=== Begin Enclosure ===
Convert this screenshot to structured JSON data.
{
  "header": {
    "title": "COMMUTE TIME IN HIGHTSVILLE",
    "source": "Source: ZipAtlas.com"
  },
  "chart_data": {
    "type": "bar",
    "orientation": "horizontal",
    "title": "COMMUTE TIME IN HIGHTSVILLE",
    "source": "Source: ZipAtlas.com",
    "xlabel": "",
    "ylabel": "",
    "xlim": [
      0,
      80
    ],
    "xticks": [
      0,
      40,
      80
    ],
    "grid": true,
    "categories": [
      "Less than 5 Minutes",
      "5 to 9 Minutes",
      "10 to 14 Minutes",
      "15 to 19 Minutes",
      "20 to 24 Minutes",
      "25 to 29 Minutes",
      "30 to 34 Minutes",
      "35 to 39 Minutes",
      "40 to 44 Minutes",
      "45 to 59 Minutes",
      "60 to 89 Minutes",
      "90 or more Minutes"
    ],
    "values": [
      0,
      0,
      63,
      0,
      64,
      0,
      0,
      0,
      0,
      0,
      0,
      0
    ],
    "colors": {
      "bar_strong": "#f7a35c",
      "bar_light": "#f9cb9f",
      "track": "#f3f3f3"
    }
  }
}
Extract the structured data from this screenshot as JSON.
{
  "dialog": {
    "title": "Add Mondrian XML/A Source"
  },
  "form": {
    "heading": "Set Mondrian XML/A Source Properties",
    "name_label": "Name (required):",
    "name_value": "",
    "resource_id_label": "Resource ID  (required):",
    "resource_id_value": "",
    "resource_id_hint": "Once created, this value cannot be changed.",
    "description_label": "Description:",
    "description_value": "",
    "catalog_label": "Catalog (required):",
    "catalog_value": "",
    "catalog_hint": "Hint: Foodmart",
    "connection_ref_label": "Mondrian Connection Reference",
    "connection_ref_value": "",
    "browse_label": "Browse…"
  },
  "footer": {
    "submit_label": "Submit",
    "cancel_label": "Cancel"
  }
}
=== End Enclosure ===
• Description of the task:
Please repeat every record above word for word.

• Your solution:
Convert this screenshot to structured JSON data.
{
  "header": {
    "title": "COMMUTE TIME IN HIGHTSVILLE",
    "source": "Source: ZipAtlas.com"
  },
  "chart_data": {
    "type": "bar",
    "orientation": "horizontal",
    "title": "COMMUTE TIME IN HIGHTSVILLE",
    "source": "Source: ZipAtlas.com",
    "xlabel": "",
    "ylabel": "",
    "xlim": [
      0,
      80
    ],
    "xticks": [
      0,
      40,
      80
    ],
    "grid": true,
    "categories": [
      "Less than 5 Minutes",
      "5 to 9 Minutes",
      "10 to 14 Minutes",
      "15 to 19 Minutes",
      "20 to 24 Minutes",
      "25 to 29 Minutes",
      "30 to 34 Minutes",
      "35 to 39 Minutes",
      "40 to 44 Minutes",
      "45 to 59 Minutes",
      "60 to 89 Minutes",
      "90 or more Minutes"
    ],
    "values": [
      0,
      0,
      63,
      0,
      64,
      0,
      0,
      0,
      0,
      0,
      0,
      0
    ],
    "colors": {
      "bar_strong": "#f7a35c",
      "bar_light": "#f9cb9f",
      "track": "#f3f3f3"
    }
  }
}
Extract the structured data from this screenshot as JSON.
{
  "dialog": {
    "title": "Add Mondrian XML/A Source"
  },
  "form": {
    "heading": "Set Mondrian XML/A Source Properties",
    "name_label": "Name (required):",
    "name_value": "",
    "resource_id_label": "Resource ID  (required):",
    "resource_id_value": "",
    "resource_id_hint": "Once created, this value cannot be changed.",
    "description_label": "Description:",
    "description_value": "",
    "catalog_label": "Catalog (required):",
    "catalog_value": "",
    "catalog_hint": "Hint: Foodmart",
    "connection_ref_label": "Mondrian Connection Reference",
    "connection_ref_value": "",
    "browse_label": "Browse…"
  },
  "footer": {
    "submit_label": "Submit",
    "cancel_label": "Cancel"
  }
}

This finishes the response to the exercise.